The provisions relied upon by Amazon were designed to be safety valves, intended to avoid conflict as to incidental sales occurring on the site. These safety valves would permit third parties such as drug stores to make incidental toy sales, but were not to provide a vehicle for major competition.
The Court found support for its interpretation of the agreement in the testimony of a number of witnesses. It also found support for this interpretation in the parties' conduct. Thus, after the Strategic Alliance had been executed, Amazon entered into a deal with Target that permitted it to sell products on Amazon's site. Target was not permitted, however, to sell toys on the Amazon.com site. Instead, a separate website was created, at which Target could make such sales. The parties' conduct, and communications at this time, supported the Court's view that this was done in recognition of Toys R Us's rights under the Strategic Alliance.
The Court also found support for its conclusion in various drafts of the agreement, in which language granting third parties the right to sell on site was removed. Here, the Court pointed to a draft of paragraph 5.1.4 of the agreement:
It also noted that, with the exception of Section 12.1.2, "every other section of the Agreement that made reference to third parties' ability to sell on the Amazon site had been removed from the Agreement."
Interestingly, the Court did not find that any of the individual actions undertaken to date by Amazon constituted a breach of the parties' agreement. Thus, the Court determined that the challenged selling that occurred by use of the 1x1 GUI technology was a Programmatic Selling Initiative permitted under the parties' agreement. Moreover, though it was critical of the data produced by Amazon of site sales, the Court did not find that onsite sales by third parties of exclusive products, or selected exclusive products, exceeded the 3.5% safe harbor contained in Section 12.1.2. (This accounted for the Court's failure to award Toys R Us damages.) The Court further found that "sponsored links are not a technical violation" of the Agreement, and that Amazon had the right to eliminate and/or modify the "tab" structure that had prominently pointed consumers to the parties' online toy store. Said the Court: "This Court finds as a matter of law [that] [Toys R Us] has failed to establish a material breach of the [Agreement] by the change in the appearance of the tab structure on the Amazon web site."
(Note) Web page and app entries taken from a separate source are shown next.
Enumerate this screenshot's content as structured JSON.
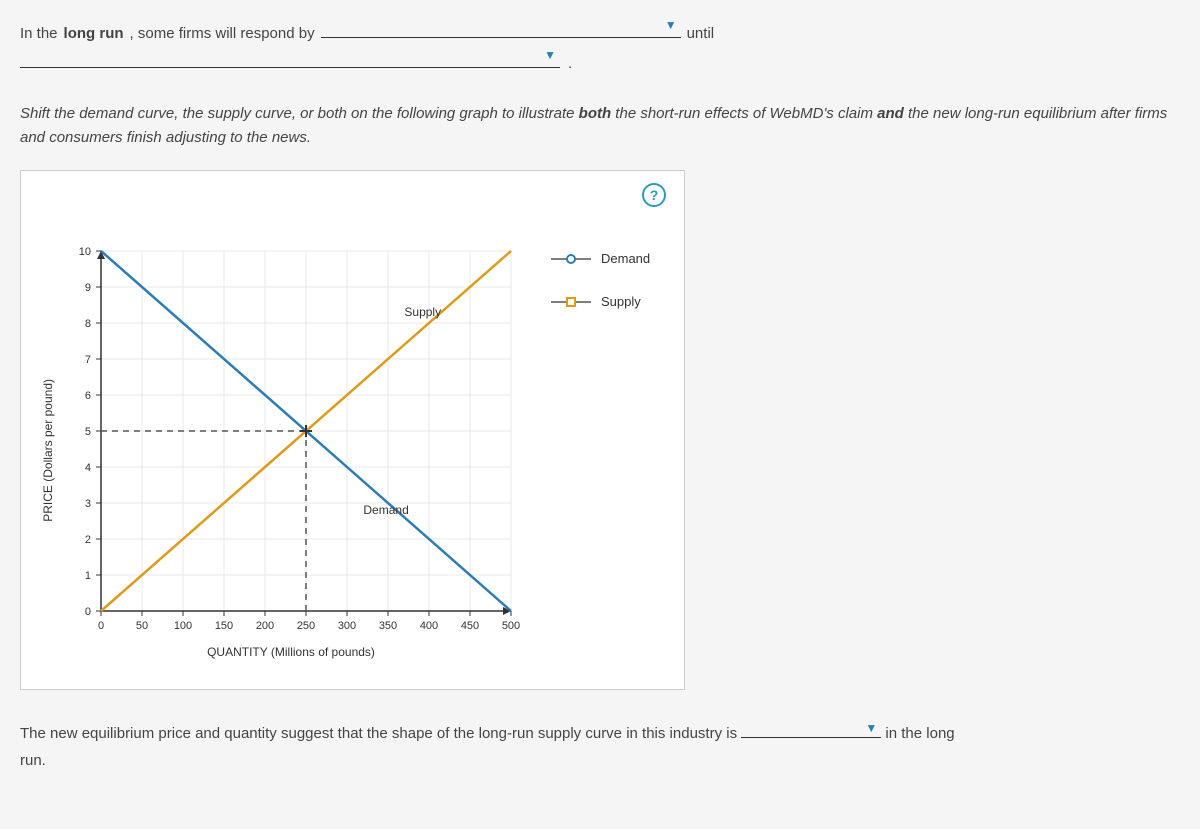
{
  "question1": {
    "prefix": "In the",
    "bold": "long run",
    "mid": ", some firms will respond by",
    "until": "until"
  },
  "instruction": {
    "p1": "Shift the demand curve, the supply curve, or both on the following graph to illustrate ",
    "b1": "both",
    "p2": " the short-run effects of WebMD's claim ",
    "b2": "and",
    "p3": " the new long-run equilibrium after firms and consumers finish adjusting to the news."
  },
  "help_label": "?",
  "chart_data": {
    "type": "line",
    "xlabel": "QUANTITY (Millions of pounds)",
    "ylabel": "PRICE (Dollars per pound)",
    "xlim": [
      0,
      500
    ],
    "ylim": [
      0,
      10
    ],
    "xticks": [
      0,
      50,
      100,
      150,
      200,
      250,
      300,
      350,
      400,
      450,
      500
    ],
    "yticks": [
      0,
      1,
      2,
      3,
      4,
      5,
      6,
      7,
      8,
      9,
      10
    ],
    "series": [
      {
        "name": "Demand",
        "color": "#2a7db8",
        "points": [
          [
            0,
            10
          ],
          [
            500,
            0
          ]
        ],
        "label_pos": [
          320,
          2.7
        ],
        "marker": "circle"
      },
      {
        "name": "Supply",
        "color": "#e09a1a",
        "points": [
          [
            0,
            0
          ],
          [
            500,
            10
          ]
        ],
        "label_pos": [
          370,
          8.2
        ],
        "marker": "square"
      }
    ],
    "equilibrium": {
      "x": 250,
      "y": 5
    },
    "guides": [
      {
        "type": "h",
        "y": 5,
        "x0": 0,
        "x1": 250
      },
      {
        "type": "v",
        "x": 250,
        "y0": 0,
        "y1": 5
      }
    ]
  },
  "legend": {
    "demand": "Demand",
    "supply": "Supply"
  },
  "conclusion": {
    "p1": "The new equilibrium price and quantity suggest that the shape of the long-run supply curve in this industry is",
    "p2": "in the long",
    "p3": "run."
  }
}
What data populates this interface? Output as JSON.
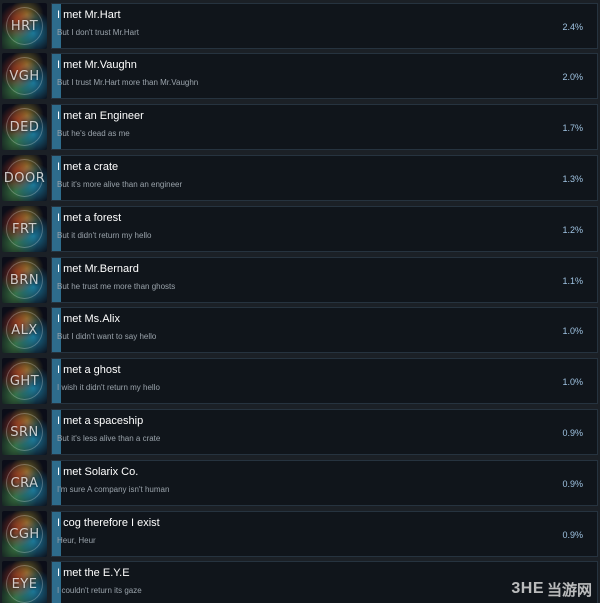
{
  "achievements": [
    {
      "code": "HRT",
      "title": "I met Mr.Hart",
      "desc": "But I don't trust Mr.Hart",
      "pct": "2.4%",
      "fill": 0.017
    },
    {
      "code": "VGH",
      "title": "I met Mr.Vaughn",
      "desc": "But I trust Mr.Hart more than Mr.Vaughn",
      "pct": "2.0%",
      "fill": 0.014
    },
    {
      "code": "DED",
      "title": "I met an Engineer",
      "desc": "But he's dead as me",
      "pct": "1.7%",
      "fill": 0.012
    },
    {
      "code": "DOOR",
      "title": "I met a crate",
      "desc": "But it's more alive than an engineer",
      "pct": "1.3%",
      "fill": 0.009
    },
    {
      "code": "FRT",
      "title": "I met a forest",
      "desc": "But it didn't return my hello",
      "pct": "1.2%",
      "fill": 0.009
    },
    {
      "code": "BRN",
      "title": "I met Mr.Bernard",
      "desc": "But he trust me more than ghosts",
      "pct": "1.1%",
      "fill": 0.008
    },
    {
      "code": "ALX",
      "title": "I met Ms.Alix",
      "desc": "But I didn't want to say hello",
      "pct": "1.0%",
      "fill": 0.007
    },
    {
      "code": "GHT",
      "title": "I met a ghost",
      "desc": "I wish it didn't return my hello",
      "pct": "1.0%",
      "fill": 0.007
    },
    {
      "code": "SRN",
      "title": "I met a spaceship",
      "desc": "But it's less alive than a crate",
      "pct": "0.9%",
      "fill": 0.006
    },
    {
      "code": "CRA",
      "title": "I met Solarix Co.",
      "desc": "I'm sure A company isn't human",
      "pct": "0.9%",
      "fill": 0.006
    },
    {
      "code": "CGH",
      "title": "I cog therefore I exist",
      "desc": "Heur, Heur",
      "pct": "0.9%",
      "fill": 0.006
    },
    {
      "code": "EYE",
      "title": "I met the E.Y.E",
      "desc": "I couldn't return its gaze",
      "pct": "",
      "fill": 0.006
    }
  ],
  "watermark": {
    "en": "3HE",
    "cn": "当游网"
  },
  "colors": {
    "background": "#1b2026",
    "panel": "#10151b",
    "border": "#26333f",
    "bar": "#2e6c8c",
    "percent": "#9fc3e2"
  }
}
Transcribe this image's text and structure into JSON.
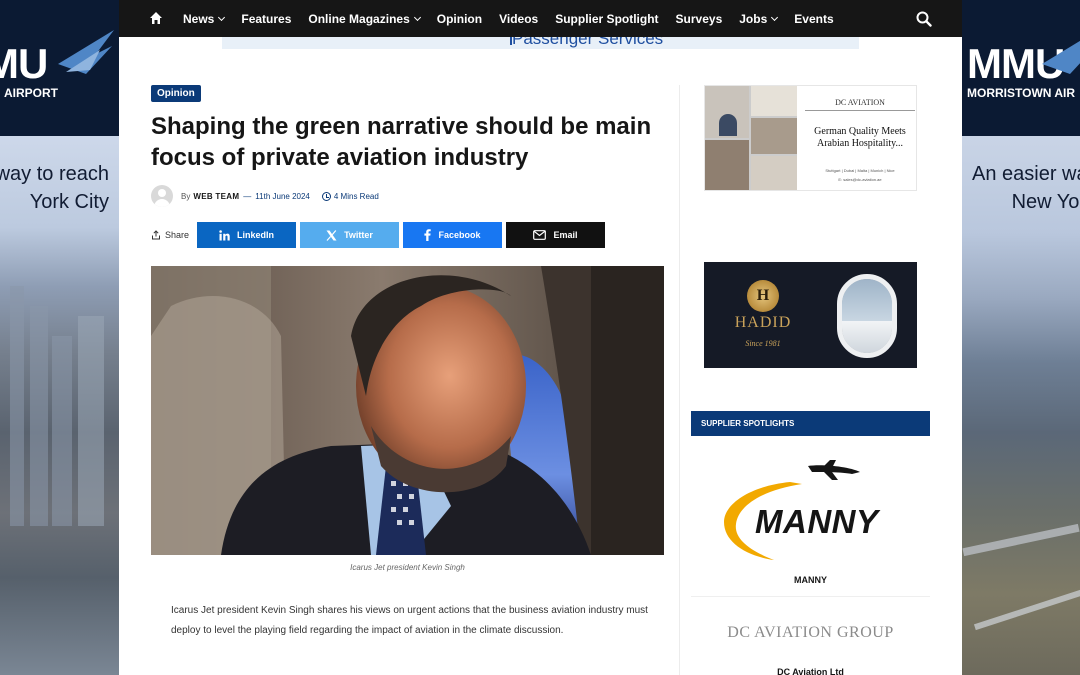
{
  "nav": {
    "items": [
      {
        "label": "News",
        "has_dropdown": true
      },
      {
        "label": "Features",
        "has_dropdown": false
      },
      {
        "label": "Online Magazines",
        "has_dropdown": true
      },
      {
        "label": "Opinion",
        "has_dropdown": false
      },
      {
        "label": "Videos",
        "has_dropdown": false
      },
      {
        "label": "Supplier Spotlight",
        "has_dropdown": false
      },
      {
        "label": "Surveys",
        "has_dropdown": false
      },
      {
        "label": "Jobs",
        "has_dropdown": true
      },
      {
        "label": "Events",
        "has_dropdown": false
      }
    ],
    "home_icon": "home-icon",
    "search_icon": "search-icon"
  },
  "header_banner": {
    "text": "Passenger Services"
  },
  "skins": {
    "left": {
      "brand": "MU",
      "sub": "AIRPORT",
      "tagline_1": "way to reach",
      "tagline_2": "York City"
    },
    "right": {
      "brand": "MMU",
      "sub": "MORRISTOWN AIR",
      "tagline_1": "An easier wa",
      "tagline_2": "New Yor"
    }
  },
  "article": {
    "category": "Opinion",
    "title": "Shaping the green narrative should be main focus of private aviation industry",
    "by": "By",
    "author": "WEB TEAM",
    "separator": "—",
    "date": "11th June 2024",
    "read_time": "4 Mins Read",
    "caption": "Icarus Jet president Kevin Singh",
    "lead": "Icarus Jet president Kevin Singh shares his views on urgent actions that the business aviation industry must deploy to level the playing field regarding the impact of aviation in the climate discussion."
  },
  "share": {
    "label": "Share",
    "buttons": [
      {
        "label": "LinkedIn",
        "color": "#0a66c2"
      },
      {
        "label": "Twitter",
        "color": "#55acee"
      },
      {
        "label": "Facebook",
        "color": "#1877f2"
      },
      {
        "label": "Email",
        "color": "#111111"
      }
    ]
  },
  "sidebar": {
    "ad_dc": {
      "brand": "DC AVIATION",
      "headline": "German Quality Meets Arabian Hospitality...",
      "cities": "Stuttgart | Dubai | Malta | Munich | Nice",
      "contact": "E: sales@dc-aviation.ae"
    },
    "ad_hadid": {
      "monogram": "H",
      "name": "HADID",
      "since": "Since 1981"
    },
    "spotlights_title": "SUPPLIER SPOTLIGHTS",
    "spotlights": [
      {
        "logo_text": "MANNY",
        "label": "MANNY"
      },
      {
        "logo_text": "DC AVIATION GROUP",
        "label": "DC Aviation Ltd"
      }
    ]
  },
  "colors": {
    "nav_bg": "#161616",
    "accent": "#0b3a78",
    "linkedin": "#0a66c2",
    "twitter": "#55acee",
    "facebook": "#1877f2",
    "email": "#111111",
    "manny_gold": "#f2a900"
  }
}
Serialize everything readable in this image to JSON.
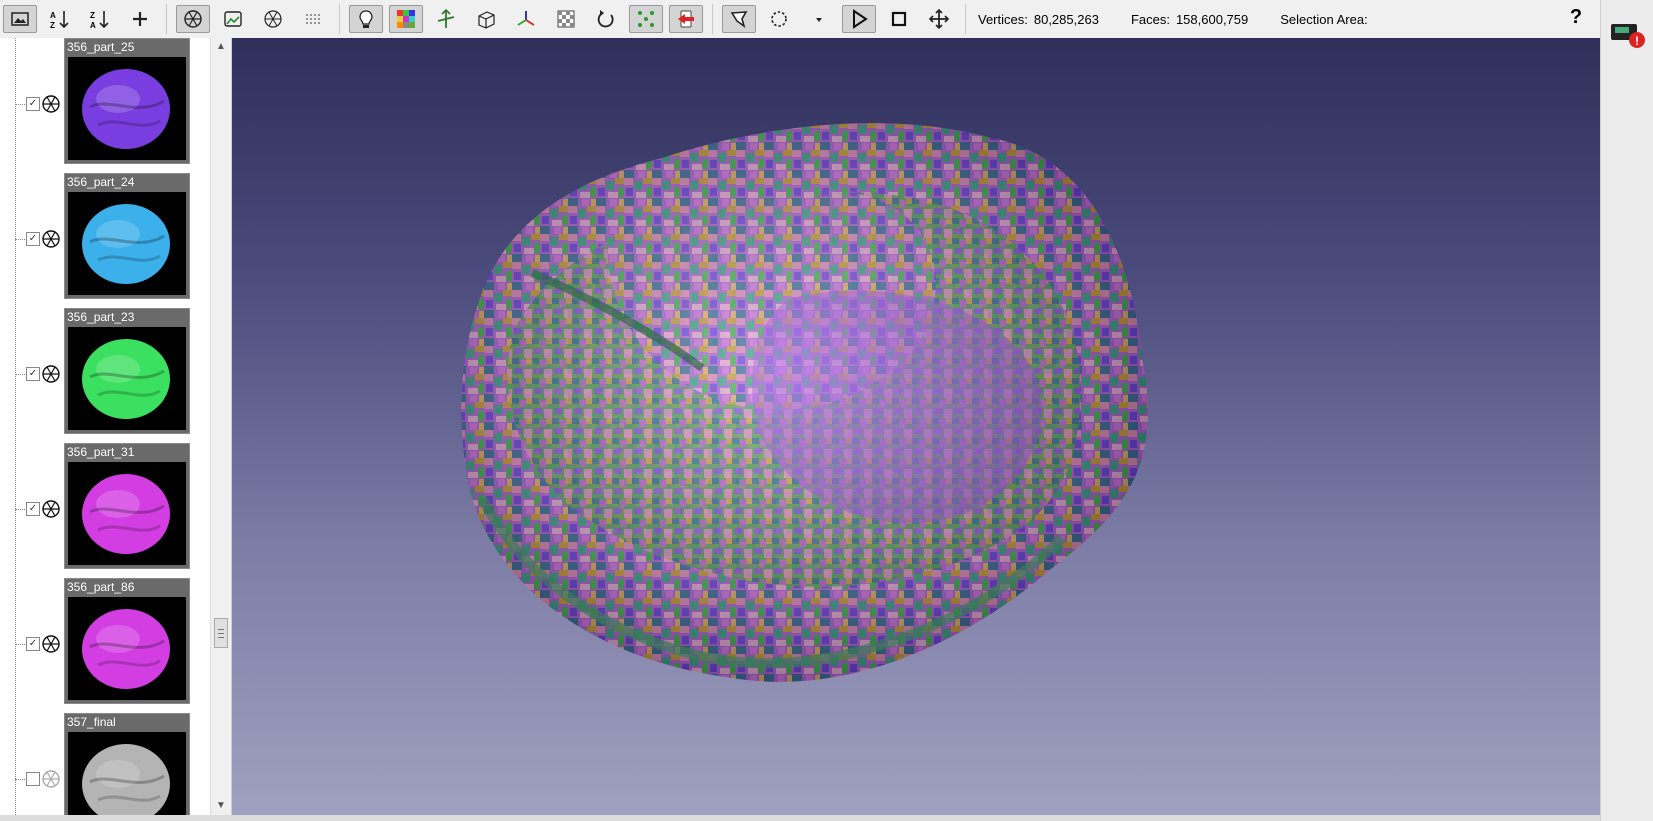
{
  "toolbar": {
    "groups": [
      [
        "image-icon",
        "sort-ascending-icon",
        "sort-descending-icon",
        "plus-icon"
      ],
      [
        "mesh-display-icon",
        "texture-icon",
        "wireframe-icon",
        "points-icon"
      ],
      [
        "light-icon",
        "color-grid-icon",
        "normals-icon",
        "bounding-box-icon",
        "axis-icon",
        "checker-icon",
        "reset-view-icon",
        "vertices-icon",
        "red-select-icon"
      ],
      [
        "lasso-select-icon",
        "circle-select-icon",
        "dropdown-arrow-icon",
        "play-icon",
        "stop-icon",
        "move-icon"
      ]
    ],
    "active_buttons": [
      "image-icon",
      "mesh-display-icon",
      "light-icon",
      "color-grid-icon",
      "vertices-icon",
      "red-select-icon",
      "lasso-select-icon",
      "play-icon"
    ]
  },
  "stats": {
    "vertices_label": "Vertices:",
    "vertices_value": "80,285,263",
    "faces_label": "Faces:",
    "faces_value": "158,600,759",
    "selection_label": "Selection Area:",
    "selection_value": ""
  },
  "help_label": "?",
  "layers": [
    {
      "name": "356_part_25",
      "checked": true,
      "color": "#7a3ee0"
    },
    {
      "name": "356_part_24",
      "checked": true,
      "color": "#3bb0ea"
    },
    {
      "name": "356_part_23",
      "checked": true,
      "color": "#3ce060"
    },
    {
      "name": "356_part_31",
      "checked": true,
      "color": "#d23ee2"
    },
    {
      "name": "356_part_86",
      "checked": true,
      "color": "#d23ee2"
    },
    {
      "name": "357_final",
      "checked": false,
      "color": "#b4b4b4"
    }
  ],
  "scrollbar": {
    "up_icon": "▲",
    "down_icon": "▼",
    "position": 0.79
  }
}
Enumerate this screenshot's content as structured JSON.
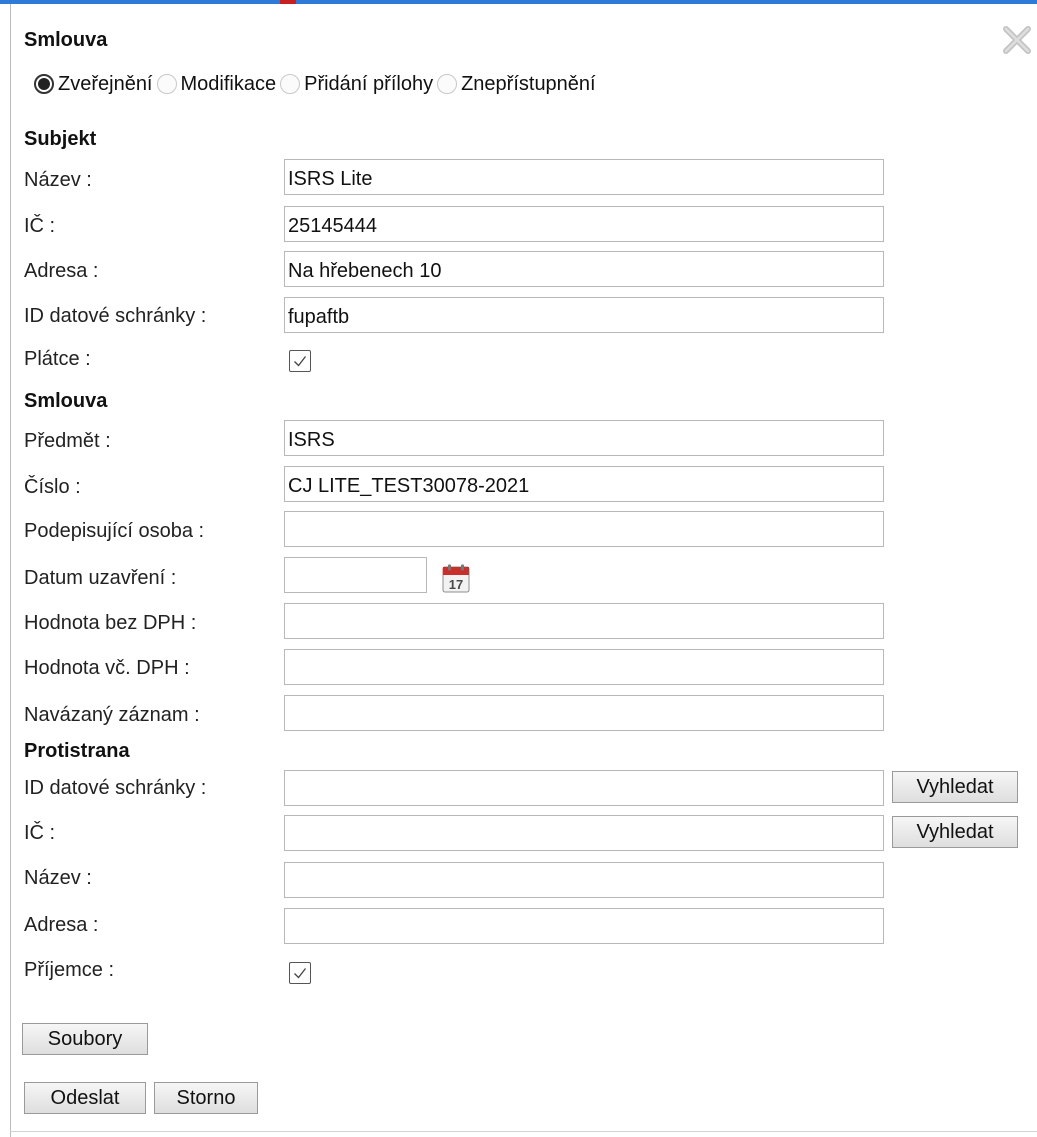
{
  "dialog": {
    "title": "Smlouva",
    "close_icon": "close-icon"
  },
  "tabs": [
    {
      "label": "Zveřejnění",
      "checked": true
    },
    {
      "label": "Modifikace",
      "checked": false
    },
    {
      "label": "Přidání přílohy",
      "checked": false
    },
    {
      "label": "Znepřístupnění",
      "checked": false
    }
  ],
  "subjekt": {
    "heading": "Subjekt",
    "nazev": {
      "label": "Název :",
      "value": "ISRS Lite"
    },
    "ic": {
      "label": "IČ :",
      "value": "25145444"
    },
    "adresa": {
      "label": "Adresa :",
      "value": "Na hřebenech 10"
    },
    "ds": {
      "label": "ID datové schránky :",
      "value": "fupaftb"
    },
    "platce": {
      "label": "Plátce :",
      "checked": true
    }
  },
  "smlouva": {
    "heading": "Smlouva",
    "predmet": {
      "label": "Předmět :",
      "value": "ISRS"
    },
    "cislo": {
      "label": "Číslo :",
      "value": "CJ LITE_TEST30078-2021"
    },
    "osoba": {
      "label": "Podepisující osoba :",
      "value": ""
    },
    "datum": {
      "label": "Datum uzavření :",
      "value": "",
      "calendar_day": "17"
    },
    "bez_dph": {
      "label": "Hodnota bez DPH :",
      "value": ""
    },
    "vc_dph": {
      "label": "Hodnota vč. DPH :",
      "value": ""
    },
    "zaznam": {
      "label": "Navázaný záznam :",
      "value": ""
    }
  },
  "protistrana": {
    "heading": "Protistrana",
    "ds": {
      "label": "ID datové schránky :",
      "value": "",
      "button": "Vyhledat"
    },
    "ic": {
      "label": "IČ :",
      "value": "",
      "button": "Vyhledat"
    },
    "nazev": {
      "label": "Název :",
      "value": ""
    },
    "adresa": {
      "label": "Adresa :",
      "value": ""
    },
    "prijemce": {
      "label": "Příjemce :",
      "checked": true
    }
  },
  "buttons": {
    "soubory": "Soubory",
    "odeslat": "Odeslat",
    "storno": "Storno"
  },
  "colors": {
    "accent_bar": "#2d7bd6",
    "calendar_red": "#c9302c"
  }
}
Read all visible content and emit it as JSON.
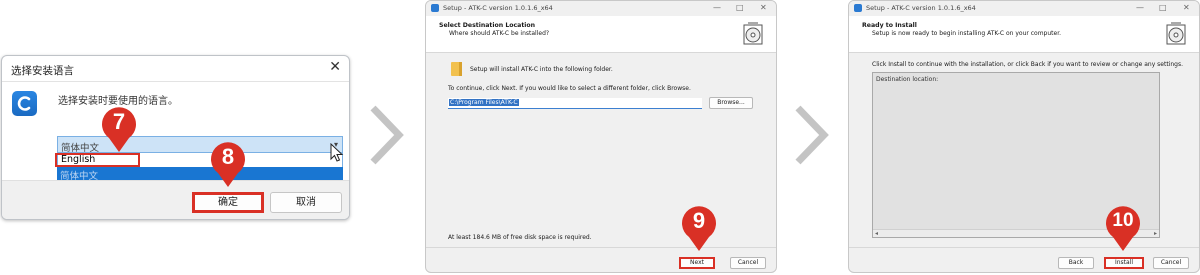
{
  "lang_dialog": {
    "title": "选择安装语言",
    "prompt": "选择安装时要使用的语言。",
    "combo_value": "简体中文",
    "options": [
      "English",
      "简体中文"
    ],
    "ok_label": "确定",
    "cancel_label": "取消",
    "close_glyph": "✕"
  },
  "markers": [
    "7",
    "8",
    "9",
    "10"
  ],
  "marker_color": "#d93025",
  "select_location": {
    "title": "Setup - ATK-C version 1.0.1.6_x64",
    "heading": "Select Destination Location",
    "subheading": "Where should ATK-C be installed?",
    "line1": "Setup will install ATK-C into the following folder.",
    "line2": "To continue, click Next. If you would like to select a different folder, click Browse.",
    "path": "C:\\Program Files\\ATK-C",
    "browse_label": "Browse...",
    "space_note": "At least 184.6 MB of free disk space is required.",
    "next_label": "Next",
    "cancel_label": "Cancel"
  },
  "ready": {
    "title": "Setup - ATK-C version 1.0.1.6_x64",
    "heading": "Ready to Install",
    "subheading": "Setup is now ready to begin installing ATK-C on your computer.",
    "line1": "Click Install to continue with the installation, or click Back if you want to review or change any settings.",
    "memo_label": "Destination location:",
    "back_label": "Back",
    "install_label": "Install",
    "cancel_label": "Cancel"
  },
  "window_controls": [
    "—",
    "□",
    "✕"
  ]
}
Nonetheless, the Court held that the totality of Amazon's conduct constituted a breach that went to the substance of the parties' agreement, and mandated its termination. Said the Court:
This decision provides some useful insights as to the consequences of drafting complex agreements that do not clearly address and resolve central conflicts in the parties' business transaction, or inserting therein 'artful' language in the hope that it will permit one of the parties to achieve an unbargained for result.
As the Court noted:
Similarly, the Court noted:
Finally, the Court rejected Amazon's Counterclaim. After noting that Amazon had not claimed Toys R Us was in breach during the parties' relationship, the Court stated: